▶ _The input_
=-=-=

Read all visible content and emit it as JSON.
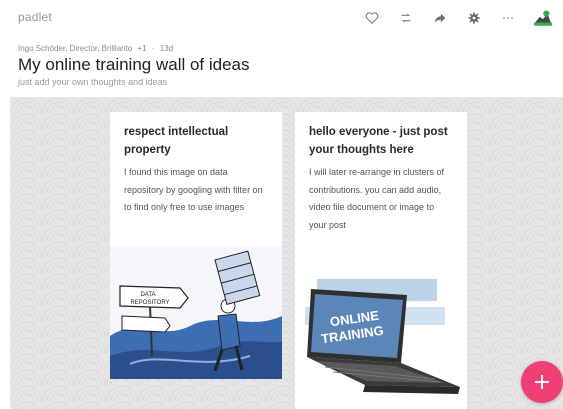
{
  "app": {
    "brand": "padlet"
  },
  "toolbar": {
    "icons": [
      "heart-icon",
      "remake-icon",
      "share-icon",
      "gear-icon",
      "more-icon",
      "avatar-icon"
    ]
  },
  "header": {
    "author": "Ingo Schöder, Director, Brillianto",
    "contributors": "+1",
    "separator": "·",
    "age": "13d",
    "title": "My online training wall of ideas",
    "subtitle": "just add your own thoughts and ideas"
  },
  "posts": [
    {
      "title": "respect intellectual property",
      "body": "I found this image on data repository by googling with filter on to find only free to use images",
      "image_sign": [
        "DATA",
        "REPOSITORY"
      ]
    },
    {
      "title": "hello everyone - just post your thoughts here",
      "body": "I will later re-arrange in clusters of contributions. you can add audio, video file document or image to your post",
      "image_screen": [
        "ONLINE",
        "TRAINING"
      ]
    }
  ],
  "fab": {
    "label": "+"
  },
  "colors": {
    "fab": "#ef3f73",
    "wall": "#e6e6e6",
    "illustration_blue": "#2f5fa8",
    "avatar_green": "#2db34a"
  }
}
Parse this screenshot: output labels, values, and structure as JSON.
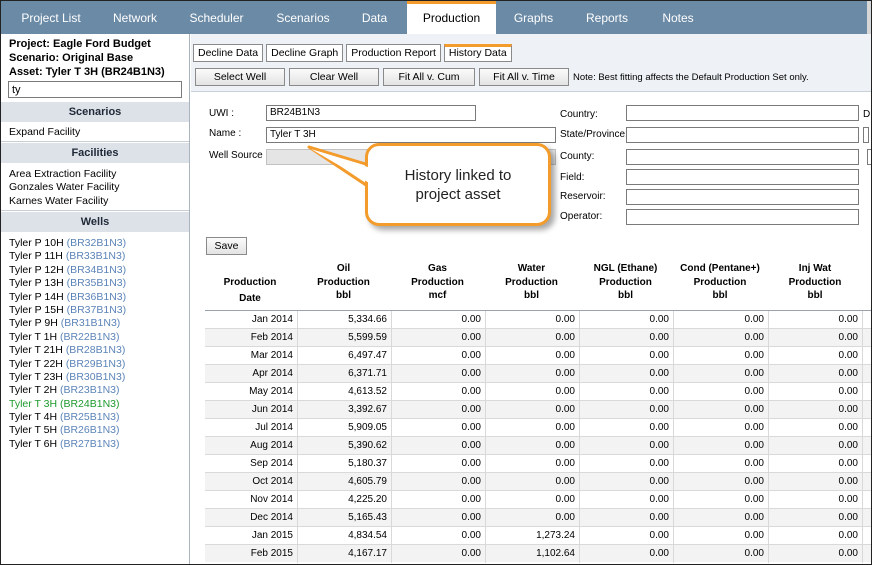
{
  "nav": {
    "tabs": [
      {
        "label": "Project List"
      },
      {
        "label": "Network"
      },
      {
        "label": "Scheduler"
      },
      {
        "label": "Scenarios"
      },
      {
        "label": "Data"
      },
      {
        "label": "Production"
      },
      {
        "label": "Graphs"
      },
      {
        "label": "Reports"
      },
      {
        "label": "Notes"
      }
    ],
    "active": "Production"
  },
  "sidebar": {
    "project": "Project: Eagle Ford Budget",
    "scenario": "Scenario: Original Base",
    "asset": "Asset: Tyler T 3H (BR24B1N3)",
    "search_value": "ty",
    "scenarios_title": "Scenarios",
    "scenarios": [
      "Expand Facility"
    ],
    "facilities_title": "Facilities",
    "facilities": [
      "Area Extraction Facility",
      "Gonzales Water Facility",
      "Karnes Water Facility"
    ],
    "wells_title": "Wells",
    "wells": [
      {
        "name": "Tyler P 10H",
        "code": "(BR32B1N3)"
      },
      {
        "name": "Tyler P 11H",
        "code": "(BR33B1N3)"
      },
      {
        "name": "Tyler P 12H",
        "code": "(BR34B1N3)"
      },
      {
        "name": "Tyler P 13H",
        "code": "(BR35B1N3)"
      },
      {
        "name": "Tyler P 14H",
        "code": "(BR36B1N3)"
      },
      {
        "name": "Tyler P 15H",
        "code": "(BR37B1N3)"
      },
      {
        "name": "Tyler P 9H",
        "code": "(BR31B1N3)"
      },
      {
        "name": "Tyler T 1H",
        "code": "(BR22B1N3)"
      },
      {
        "name": "Tyler T 21H",
        "code": "(BR28B1N3)"
      },
      {
        "name": "Tyler T 22H",
        "code": "(BR29B1N3)"
      },
      {
        "name": "Tyler T 23H",
        "code": "(BR30B1N3)"
      },
      {
        "name": "Tyler T 2H",
        "code": "(BR23B1N3)"
      },
      {
        "name": "Tyler T 3H",
        "code": "(BR24B1N3)"
      },
      {
        "name": "Tyler T 4H",
        "code": "(BR25B1N3)"
      },
      {
        "name": "Tyler T 5H",
        "code": "(BR26B1N3)"
      },
      {
        "name": "Tyler T 6H",
        "code": "(BR27B1N3)"
      }
    ],
    "selected_well": "Tyler T 3H"
  },
  "subtabs": [
    {
      "label": "Decline Data"
    },
    {
      "label": "Decline Graph"
    },
    {
      "label": "Production Report"
    },
    {
      "label": "History Data"
    }
  ],
  "subtab_active": "History Data",
  "toolbar": {
    "select_well": "Select Well",
    "clear_well": "Clear Well",
    "fit_all_cum": "Fit All v. Cum",
    "fit_all_time": "Fit All v. Time",
    "note": "Note: Best fitting affects the Default Production Set only."
  },
  "form": {
    "uwi_label": "UWI :",
    "uwi_value": "BR24B1N3",
    "name_label": "Name :",
    "name_value": "Tyler T 3H",
    "well_source_label": "Well Source :",
    "country_label": "Country:",
    "state_label": "State/Province:",
    "county_label": "County:",
    "field_label": "Field:",
    "reservoir_label": "Reservoir:",
    "operator_label": "Operator:",
    "cut_label": "D",
    "save_label": "Save"
  },
  "callout": {
    "line1": "History linked to",
    "line2": "project asset"
  },
  "table": {
    "headers": [
      [
        "Production",
        "Date"
      ],
      [
        "Oil",
        "Production",
        "bbl"
      ],
      [
        "Gas",
        "Production",
        "mcf"
      ],
      [
        "Water",
        "Production",
        "bbl"
      ],
      [
        "NGL (Ethane)",
        "Production",
        "bbl"
      ],
      [
        "Cond (Pentane+)",
        "Production",
        "bbl"
      ],
      [
        "Inj Wat",
        "Production",
        "bbl"
      ]
    ],
    "rows": [
      [
        "Jan 2014",
        "5,334.66",
        "0.00",
        "0.00",
        "0.00",
        "0.00",
        "0.00"
      ],
      [
        "Feb 2014",
        "5,599.59",
        "0.00",
        "0.00",
        "0.00",
        "0.00",
        "0.00"
      ],
      [
        "Mar 2014",
        "6,497.47",
        "0.00",
        "0.00",
        "0.00",
        "0.00",
        "0.00"
      ],
      [
        "Apr 2014",
        "6,371.71",
        "0.00",
        "0.00",
        "0.00",
        "0.00",
        "0.00"
      ],
      [
        "May 2014",
        "4,613.52",
        "0.00",
        "0.00",
        "0.00",
        "0.00",
        "0.00"
      ],
      [
        "Jun 2014",
        "3,392.67",
        "0.00",
        "0.00",
        "0.00",
        "0.00",
        "0.00"
      ],
      [
        "Jul 2014",
        "5,909.05",
        "0.00",
        "0.00",
        "0.00",
        "0.00",
        "0.00"
      ],
      [
        "Aug 2014",
        "5,390.62",
        "0.00",
        "0.00",
        "0.00",
        "0.00",
        "0.00"
      ],
      [
        "Sep 2014",
        "5,180.37",
        "0.00",
        "0.00",
        "0.00",
        "0.00",
        "0.00"
      ],
      [
        "Oct 2014",
        "4,605.79",
        "0.00",
        "0.00",
        "0.00",
        "0.00",
        "0.00"
      ],
      [
        "Nov 2014",
        "4,225.20",
        "0.00",
        "0.00",
        "0.00",
        "0.00",
        "0.00"
      ],
      [
        "Dec 2014",
        "5,165.43",
        "0.00",
        "0.00",
        "0.00",
        "0.00",
        "0.00"
      ],
      [
        "Jan 2015",
        "4,834.54",
        "0.00",
        "1,273.24",
        "0.00",
        "0.00",
        "0.00"
      ],
      [
        "Feb 2015",
        "4,167.17",
        "0.00",
        "1,102.64",
        "0.00",
        "0.00",
        "0.00"
      ]
    ]
  },
  "colors": {
    "nav_bg": "#6b8aa6",
    "accent": "#f39b2b",
    "selected_well": "#1d9a2d",
    "code_link": "#5c84b8"
  }
}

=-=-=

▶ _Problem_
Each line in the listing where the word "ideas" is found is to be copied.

▶ _Result_
    "title": "My online training wall of ideas",
    "subtitle": "just add your own thoughts and ideas"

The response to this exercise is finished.